[App and web page records]
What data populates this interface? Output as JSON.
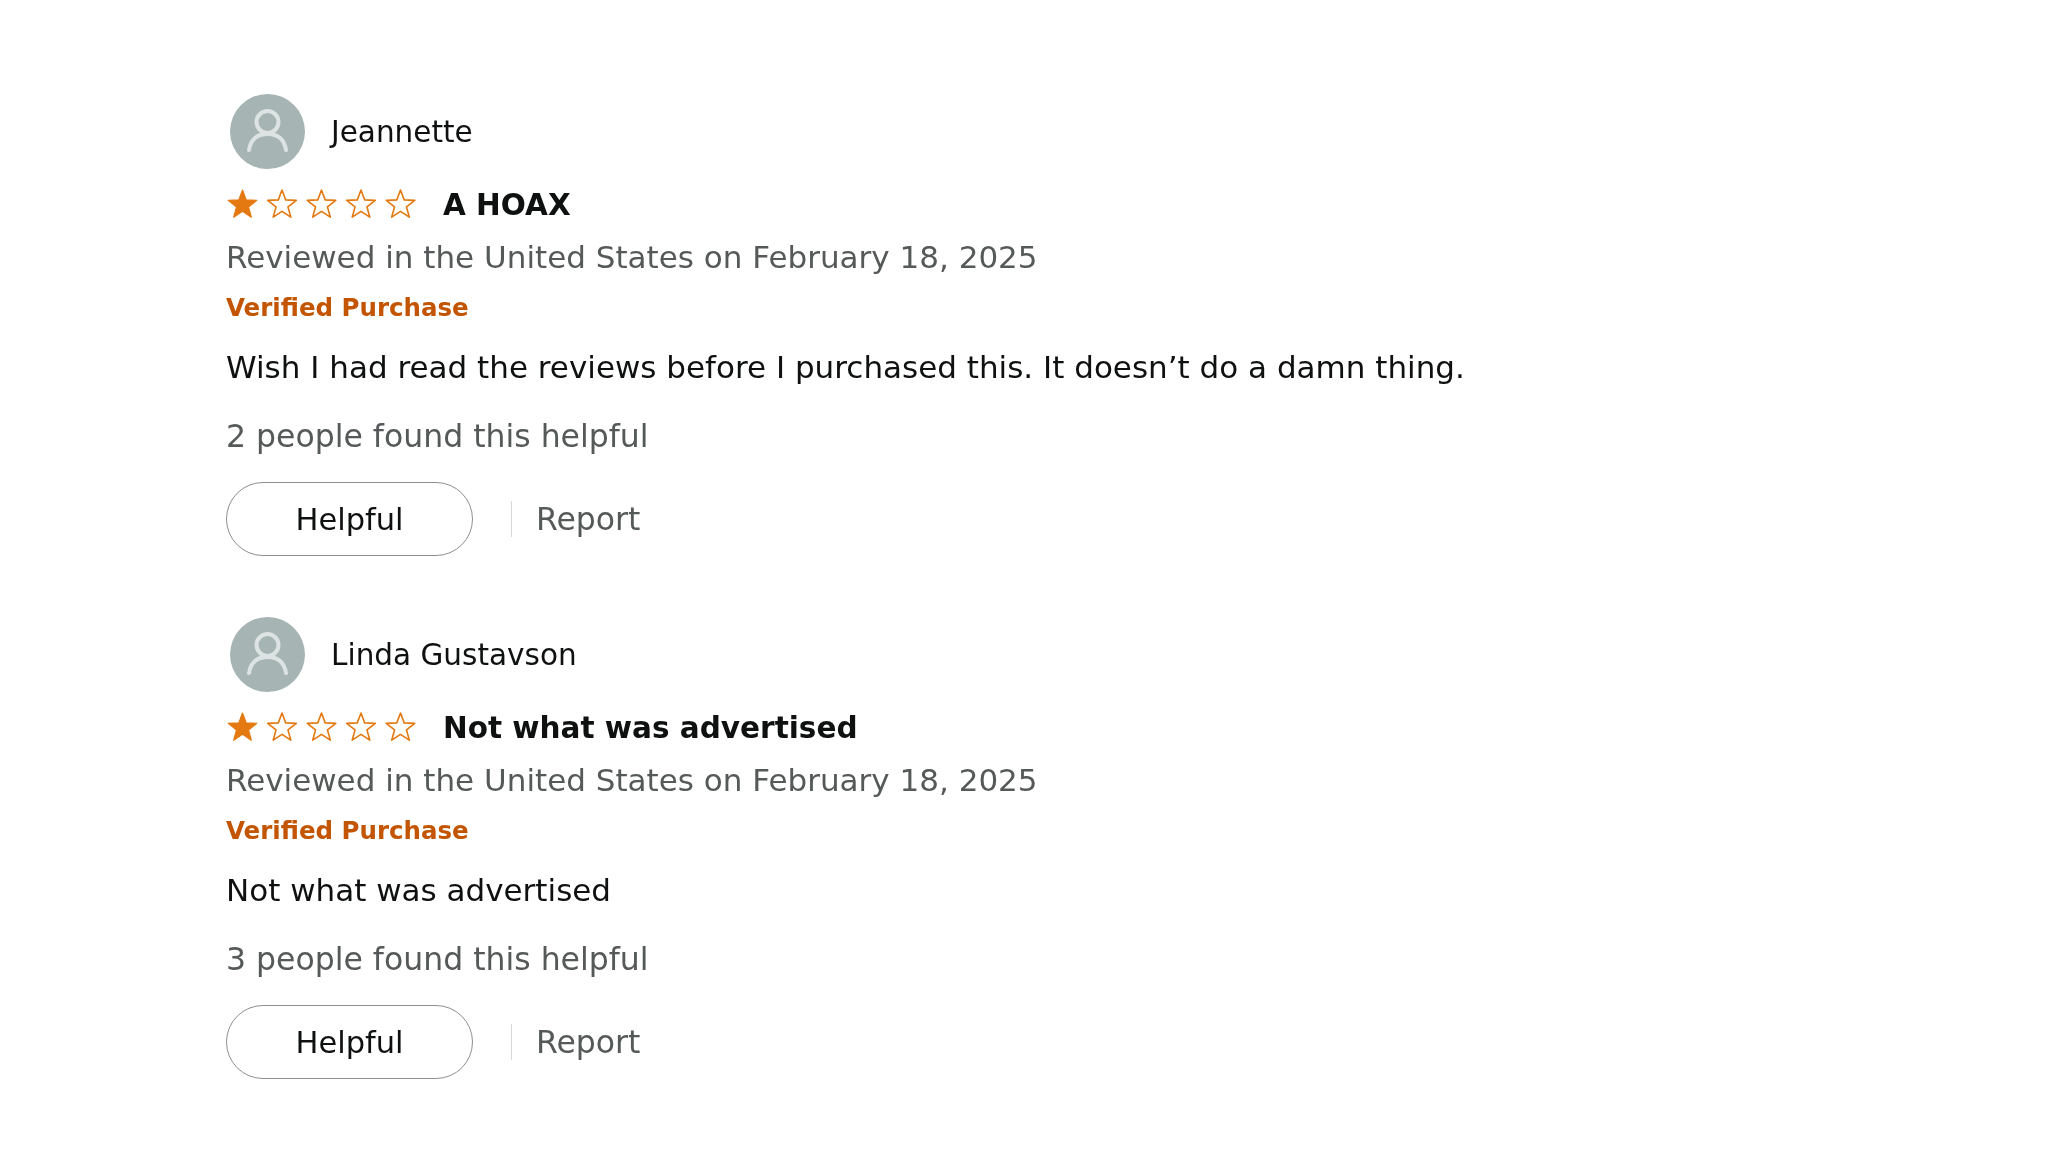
{
  "reviews": [
    {
      "reviewer": "Jeannette",
      "stars": 1,
      "title": "A HOAX",
      "date_line": "Reviewed in the United States on February 18, 2025",
      "badge": "Verified Purchase",
      "body": "Wish I had read the reviews before I purchased this. It doesn’t do a damn thing.",
      "helpful_count": "2 people found this helpful",
      "helpful_button": "Helpful",
      "report_link": "Report"
    },
    {
      "reviewer": "Linda Gustavson",
      "stars": 1,
      "title": "Not what was advertised",
      "date_line": "Reviewed in the United States on February 18, 2025",
      "badge": "Verified Purchase",
      "body": "Not what was advertised",
      "helpful_count": "3 people found this helpful",
      "helpful_button": "Helpful",
      "report_link": "Report"
    }
  ]
}
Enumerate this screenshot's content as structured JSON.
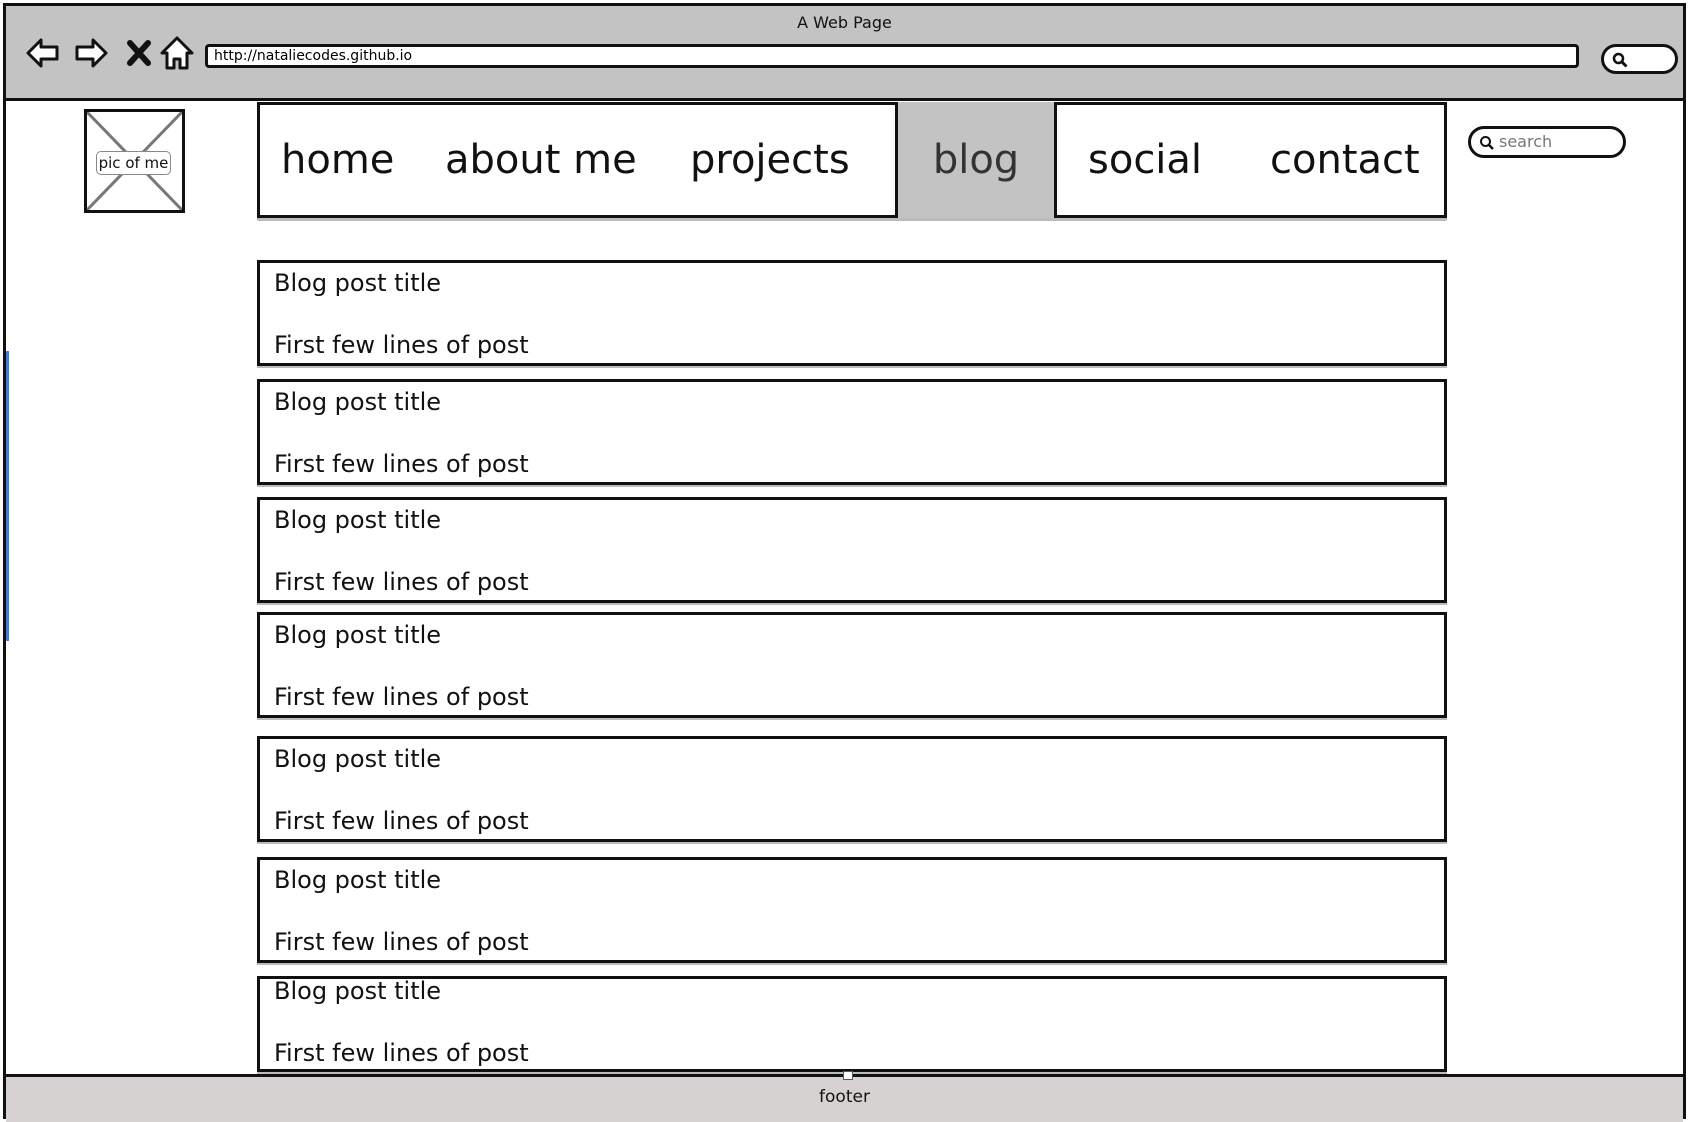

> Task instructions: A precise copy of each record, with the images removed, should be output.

> Task response:
What data populates this interface? Output as JSON.
{
  "reviews": [
    {
      "reviewer": "Jeannette",
      "stars": 1,
      "title": "A HOAX",
      "date_line": "Reviewed in the United States on February 18, 2025",
      "badge": "Verified Purchase",
      "body": "Wish I had read the reviews before I purchased this. It doesn’t do a damn thing.",
      "helpful_count": "2 people found this helpful",
      "helpful_button": "Helpful",
      "report_link": "Report"
    },
    {
      "reviewer": "Linda Gustavson",
      "stars": 1,
      "title": "Not what was advertised",
      "date_line": "Reviewed in the United States on February 18, 2025",
      "badge": "Verified Purchase",
      "body": "Not what was advertised",
      "helpful_count": "3 people found this helpful",
      "helpful_button": "Helpful",
      "report_link": "Report"
    }
  ]
}
Enumerate this screenshot's content as structured JSON.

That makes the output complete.